Two weeks into it’s 6 week run The Maverick Theater’s production of “The Count of Monte Cristo” is an enjoyable performance of this classic tale. A professional cast and mostly good direction by Nathan Makaryk guide the performance in an easy to follow telling of the complex story.
The Maverick always does a good job of guiding the audience into the story. The large dining/drinking area is a nice place to wait for the play to begin, and then the MC introduces the show, and you see that the play has already begun.
Edmund Dantès (Michael Keeney) is wrongly imprisoned on the day of his wedding to the lovely Mercedes (Dolores Kimble). The story is told through flashbacks, which are done in such a way as to not detract from the time period of the play. Much of the history is given in compacted form and you are able to focus on the turmoil that happens later in the play.
Dantès is determined to repay the men who conspired to put him in prison, Danglars (David Chorley), Villefort (Scott Keister) and Mondego (John Brennan) who have all benefited through their treachery and attained positions of wealth and prestige.
At some point you may feel like most of the play is spent on the giddy exuberance of watching years of planning culminate in the terrible vengeance that is exacted down upon the envious and jealous villains like the profound and unforgiving weight of Thor’s hammer.
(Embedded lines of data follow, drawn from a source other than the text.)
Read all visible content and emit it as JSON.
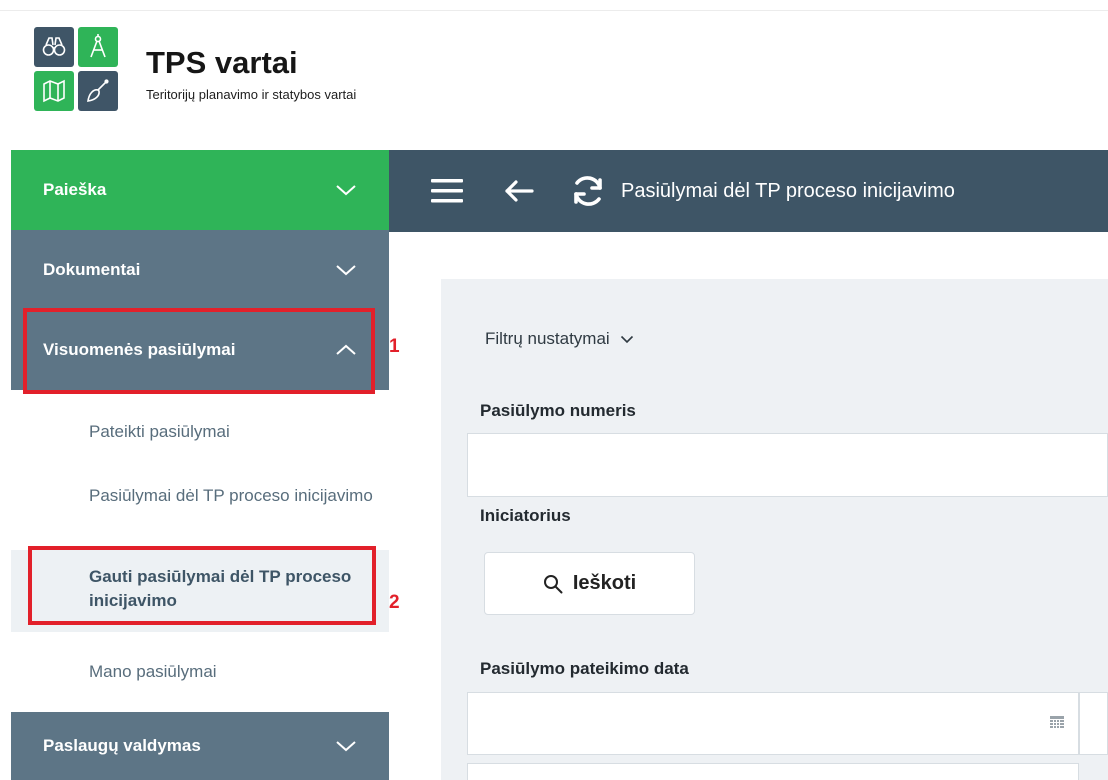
{
  "brand": {
    "title": "TPS vartai",
    "subtitle": "Teritorijų planavimo ir statybos vartai",
    "logo_icons": [
      "binoculars-icon",
      "compass-icon",
      "map-icon",
      "trowel-icon"
    ]
  },
  "sidebar": {
    "sections": {
      "search": "Paieška",
      "documents": "Dokumentai",
      "public_proposals": "Visuomenės pasiūlymai",
      "services": "Paslaugų valdymas"
    },
    "items": [
      "Pateikti pasiūlymai",
      "Pasiūlymai dėl TP proceso inicijavimo",
      "Gauti pasiūlymai dėl TP proceso inicijavimo",
      "Mano pasiūlymai"
    ],
    "active_item_index": 2
  },
  "annotations": {
    "marker_1": "1",
    "marker_2": "2"
  },
  "topbar": {
    "title": "Pasiūlymai dėl TP proceso inicijavimo"
  },
  "filters": {
    "toggle_label": "Filtrų nustatymai",
    "proposal_number_label": "Pasiūlymo numeris",
    "proposal_number_value": "",
    "initiator_label": "Iniciatorius",
    "search_button_label": "Ieškoti",
    "submission_date_label": "Pasiūlymo pateikimo data",
    "submission_date_value": ""
  },
  "colors": {
    "brand_green": "#2fb458",
    "slate_dark": "#3e5566",
    "slate_mid": "#5d7586",
    "highlight_red": "#e2202a",
    "panel_bg": "#eef1f4"
  }
}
But you would be wrong.
There is more to it. The moving score and sound effects set the mood and hint at something deeper. Edmund revenge plot catapult him upon the French Aristocracy social scene just as it is having an identity crisis with the phenomenon of “new money” during the Napoleonic Wars. In some ways the story is a small version of the conflict between those who came to power through conquest and those who came to power through commerce. The play is an adaptation by Charles Morey.
All through the play we see the theme of the lives that are ruined when one man preys on another. The layers are pulled back one by one as the crimes are revealed and each new layer uncovers another tragedy. Edmund’s fiancée Mercedes says, “I live between two graves.”
Although the story is complex the stylized characters help keep personal intentions distinct, even through the very active sword fights and other action scenes. The lighting effects are mostly spot on but in some parts leave you wondering what you are not supposed to see. The lead actors give solid performances and keep the story moving but several others stand out such as Karen Harris as Madaame de Villefort and Ryan Murphy as Benedetto. It is an enjoyable and thrilling performance.